### YOUR OBJECTIVE
Copy out each line featuring the string "redisTemplate" from the entries beneath.

### INFORMATION SUPPLIED
----
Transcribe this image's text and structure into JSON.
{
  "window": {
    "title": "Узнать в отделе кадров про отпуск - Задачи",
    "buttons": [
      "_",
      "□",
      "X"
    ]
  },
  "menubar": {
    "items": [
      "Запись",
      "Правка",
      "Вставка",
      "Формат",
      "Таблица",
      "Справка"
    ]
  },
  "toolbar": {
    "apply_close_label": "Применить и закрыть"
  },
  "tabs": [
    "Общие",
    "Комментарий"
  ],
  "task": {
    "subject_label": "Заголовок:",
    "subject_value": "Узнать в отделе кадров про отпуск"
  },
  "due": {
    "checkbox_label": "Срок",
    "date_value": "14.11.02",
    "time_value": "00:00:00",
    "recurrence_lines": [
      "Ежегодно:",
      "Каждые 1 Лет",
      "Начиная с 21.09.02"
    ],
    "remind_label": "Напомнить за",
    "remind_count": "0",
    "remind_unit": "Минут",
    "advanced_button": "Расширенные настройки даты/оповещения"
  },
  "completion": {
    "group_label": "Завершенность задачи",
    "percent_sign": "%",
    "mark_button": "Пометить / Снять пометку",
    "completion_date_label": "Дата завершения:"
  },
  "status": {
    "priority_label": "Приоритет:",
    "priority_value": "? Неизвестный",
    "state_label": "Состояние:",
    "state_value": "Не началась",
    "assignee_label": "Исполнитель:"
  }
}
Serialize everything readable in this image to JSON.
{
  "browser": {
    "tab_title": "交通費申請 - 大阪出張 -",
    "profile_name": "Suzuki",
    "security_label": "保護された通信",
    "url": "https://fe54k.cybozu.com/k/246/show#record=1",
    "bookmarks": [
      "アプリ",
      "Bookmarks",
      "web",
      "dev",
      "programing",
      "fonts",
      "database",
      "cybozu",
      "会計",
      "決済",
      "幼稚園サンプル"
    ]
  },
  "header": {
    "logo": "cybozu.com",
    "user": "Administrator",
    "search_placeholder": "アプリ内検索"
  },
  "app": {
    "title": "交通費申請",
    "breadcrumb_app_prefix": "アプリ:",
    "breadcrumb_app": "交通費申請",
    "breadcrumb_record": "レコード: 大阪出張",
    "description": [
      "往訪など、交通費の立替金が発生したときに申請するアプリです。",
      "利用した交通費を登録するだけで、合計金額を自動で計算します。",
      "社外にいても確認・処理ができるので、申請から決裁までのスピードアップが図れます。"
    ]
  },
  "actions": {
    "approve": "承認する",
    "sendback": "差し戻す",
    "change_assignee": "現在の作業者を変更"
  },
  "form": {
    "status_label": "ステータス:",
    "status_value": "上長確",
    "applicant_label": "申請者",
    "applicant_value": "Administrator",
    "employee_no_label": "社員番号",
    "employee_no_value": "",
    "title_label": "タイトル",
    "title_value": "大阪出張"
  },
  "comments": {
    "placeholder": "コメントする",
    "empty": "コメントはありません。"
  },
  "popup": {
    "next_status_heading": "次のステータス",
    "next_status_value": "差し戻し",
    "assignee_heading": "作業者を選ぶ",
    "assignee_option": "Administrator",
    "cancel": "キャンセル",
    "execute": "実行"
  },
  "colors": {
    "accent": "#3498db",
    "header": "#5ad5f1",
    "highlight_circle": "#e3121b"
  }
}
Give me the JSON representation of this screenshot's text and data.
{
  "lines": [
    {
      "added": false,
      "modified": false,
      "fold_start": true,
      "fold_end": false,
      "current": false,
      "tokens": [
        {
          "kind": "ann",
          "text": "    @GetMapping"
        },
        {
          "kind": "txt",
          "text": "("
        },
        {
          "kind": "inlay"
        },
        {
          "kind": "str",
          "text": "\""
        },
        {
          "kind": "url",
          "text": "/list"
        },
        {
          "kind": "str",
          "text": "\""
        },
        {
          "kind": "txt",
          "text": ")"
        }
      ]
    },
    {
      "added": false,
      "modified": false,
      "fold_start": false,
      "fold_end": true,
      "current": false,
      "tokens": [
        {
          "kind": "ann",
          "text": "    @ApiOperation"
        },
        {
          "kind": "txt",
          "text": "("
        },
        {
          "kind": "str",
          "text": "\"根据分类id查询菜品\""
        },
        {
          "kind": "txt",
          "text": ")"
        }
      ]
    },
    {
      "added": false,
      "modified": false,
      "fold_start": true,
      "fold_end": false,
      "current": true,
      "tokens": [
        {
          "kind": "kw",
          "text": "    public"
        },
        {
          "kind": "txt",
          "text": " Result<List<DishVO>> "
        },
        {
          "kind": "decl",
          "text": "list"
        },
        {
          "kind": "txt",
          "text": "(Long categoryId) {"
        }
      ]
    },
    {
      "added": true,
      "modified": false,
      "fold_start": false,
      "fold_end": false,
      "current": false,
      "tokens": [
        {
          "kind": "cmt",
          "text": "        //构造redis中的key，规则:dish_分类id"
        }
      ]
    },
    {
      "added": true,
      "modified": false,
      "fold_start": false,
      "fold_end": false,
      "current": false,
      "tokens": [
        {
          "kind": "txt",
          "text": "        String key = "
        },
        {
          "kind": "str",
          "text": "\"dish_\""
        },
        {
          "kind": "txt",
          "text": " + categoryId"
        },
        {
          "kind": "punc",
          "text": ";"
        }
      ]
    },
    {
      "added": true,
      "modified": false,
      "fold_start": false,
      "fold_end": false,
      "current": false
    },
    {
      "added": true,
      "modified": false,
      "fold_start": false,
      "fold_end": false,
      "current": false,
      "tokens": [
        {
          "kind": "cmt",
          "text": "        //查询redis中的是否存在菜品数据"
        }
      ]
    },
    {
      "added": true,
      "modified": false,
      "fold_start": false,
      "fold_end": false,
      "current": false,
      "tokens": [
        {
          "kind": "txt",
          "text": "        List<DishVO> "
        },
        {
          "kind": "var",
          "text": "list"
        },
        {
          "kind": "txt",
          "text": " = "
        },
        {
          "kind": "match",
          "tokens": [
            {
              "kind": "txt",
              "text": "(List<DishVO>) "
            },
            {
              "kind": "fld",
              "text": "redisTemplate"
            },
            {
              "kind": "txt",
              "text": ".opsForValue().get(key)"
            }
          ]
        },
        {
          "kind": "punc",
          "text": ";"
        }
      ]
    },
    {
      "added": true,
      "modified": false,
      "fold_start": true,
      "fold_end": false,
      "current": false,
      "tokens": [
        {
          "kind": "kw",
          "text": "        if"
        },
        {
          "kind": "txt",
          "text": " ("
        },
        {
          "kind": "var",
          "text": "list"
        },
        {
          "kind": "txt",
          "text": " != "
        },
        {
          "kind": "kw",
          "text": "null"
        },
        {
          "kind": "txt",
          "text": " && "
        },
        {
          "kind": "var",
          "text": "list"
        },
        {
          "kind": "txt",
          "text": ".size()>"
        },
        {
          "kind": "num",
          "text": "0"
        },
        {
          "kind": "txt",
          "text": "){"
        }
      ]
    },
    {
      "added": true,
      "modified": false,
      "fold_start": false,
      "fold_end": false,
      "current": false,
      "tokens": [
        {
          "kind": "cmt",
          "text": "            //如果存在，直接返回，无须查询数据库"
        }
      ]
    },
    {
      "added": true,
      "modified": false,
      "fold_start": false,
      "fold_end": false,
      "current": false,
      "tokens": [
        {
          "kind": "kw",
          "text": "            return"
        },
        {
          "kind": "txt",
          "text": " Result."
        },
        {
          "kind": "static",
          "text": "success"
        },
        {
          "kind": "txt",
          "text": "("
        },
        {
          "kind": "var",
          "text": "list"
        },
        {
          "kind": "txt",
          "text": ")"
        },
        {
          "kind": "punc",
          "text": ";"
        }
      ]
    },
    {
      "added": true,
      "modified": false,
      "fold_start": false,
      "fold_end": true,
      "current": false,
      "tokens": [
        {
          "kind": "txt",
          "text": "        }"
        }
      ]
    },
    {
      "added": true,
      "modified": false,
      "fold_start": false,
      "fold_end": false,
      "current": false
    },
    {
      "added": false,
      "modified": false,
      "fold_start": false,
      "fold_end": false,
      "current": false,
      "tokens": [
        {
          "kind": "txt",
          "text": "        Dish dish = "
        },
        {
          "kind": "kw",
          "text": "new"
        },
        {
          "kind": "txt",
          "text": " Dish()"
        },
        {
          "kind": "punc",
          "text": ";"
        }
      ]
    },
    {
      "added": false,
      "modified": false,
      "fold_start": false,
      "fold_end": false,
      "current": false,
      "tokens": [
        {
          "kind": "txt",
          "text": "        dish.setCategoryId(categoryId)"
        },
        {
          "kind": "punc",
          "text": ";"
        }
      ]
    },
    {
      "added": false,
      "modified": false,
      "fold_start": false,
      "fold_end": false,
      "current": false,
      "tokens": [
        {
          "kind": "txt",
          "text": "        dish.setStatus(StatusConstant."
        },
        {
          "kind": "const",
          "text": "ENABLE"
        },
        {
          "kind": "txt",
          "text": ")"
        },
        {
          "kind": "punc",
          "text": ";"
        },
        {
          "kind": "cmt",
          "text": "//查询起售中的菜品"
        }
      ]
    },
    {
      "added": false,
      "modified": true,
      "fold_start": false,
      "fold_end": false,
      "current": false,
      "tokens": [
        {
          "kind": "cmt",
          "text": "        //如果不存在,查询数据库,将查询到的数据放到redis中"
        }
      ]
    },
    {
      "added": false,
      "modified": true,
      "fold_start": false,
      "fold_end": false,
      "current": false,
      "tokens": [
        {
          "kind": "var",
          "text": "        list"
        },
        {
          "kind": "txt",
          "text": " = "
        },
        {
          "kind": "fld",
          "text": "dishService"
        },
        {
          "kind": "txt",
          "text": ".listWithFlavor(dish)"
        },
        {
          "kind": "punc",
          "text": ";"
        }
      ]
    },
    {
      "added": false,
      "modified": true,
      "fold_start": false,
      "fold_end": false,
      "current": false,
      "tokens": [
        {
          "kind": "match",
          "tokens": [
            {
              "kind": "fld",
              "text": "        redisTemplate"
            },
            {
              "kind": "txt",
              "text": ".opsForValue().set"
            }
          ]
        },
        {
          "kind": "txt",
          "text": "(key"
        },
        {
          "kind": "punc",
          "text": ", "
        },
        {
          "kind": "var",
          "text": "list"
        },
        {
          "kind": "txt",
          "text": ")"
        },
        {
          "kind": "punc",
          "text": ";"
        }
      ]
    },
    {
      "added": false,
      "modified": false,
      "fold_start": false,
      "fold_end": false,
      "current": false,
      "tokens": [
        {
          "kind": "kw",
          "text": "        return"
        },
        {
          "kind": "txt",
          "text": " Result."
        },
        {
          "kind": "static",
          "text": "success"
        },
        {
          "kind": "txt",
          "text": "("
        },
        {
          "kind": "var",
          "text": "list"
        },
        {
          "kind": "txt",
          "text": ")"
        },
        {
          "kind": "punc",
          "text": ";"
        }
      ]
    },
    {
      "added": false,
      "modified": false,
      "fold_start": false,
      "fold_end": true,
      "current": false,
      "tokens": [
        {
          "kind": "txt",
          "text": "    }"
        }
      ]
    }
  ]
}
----
### EXPECTED ANSWER
              "text": "redisTemplate"
              "text": "        redisTemplate"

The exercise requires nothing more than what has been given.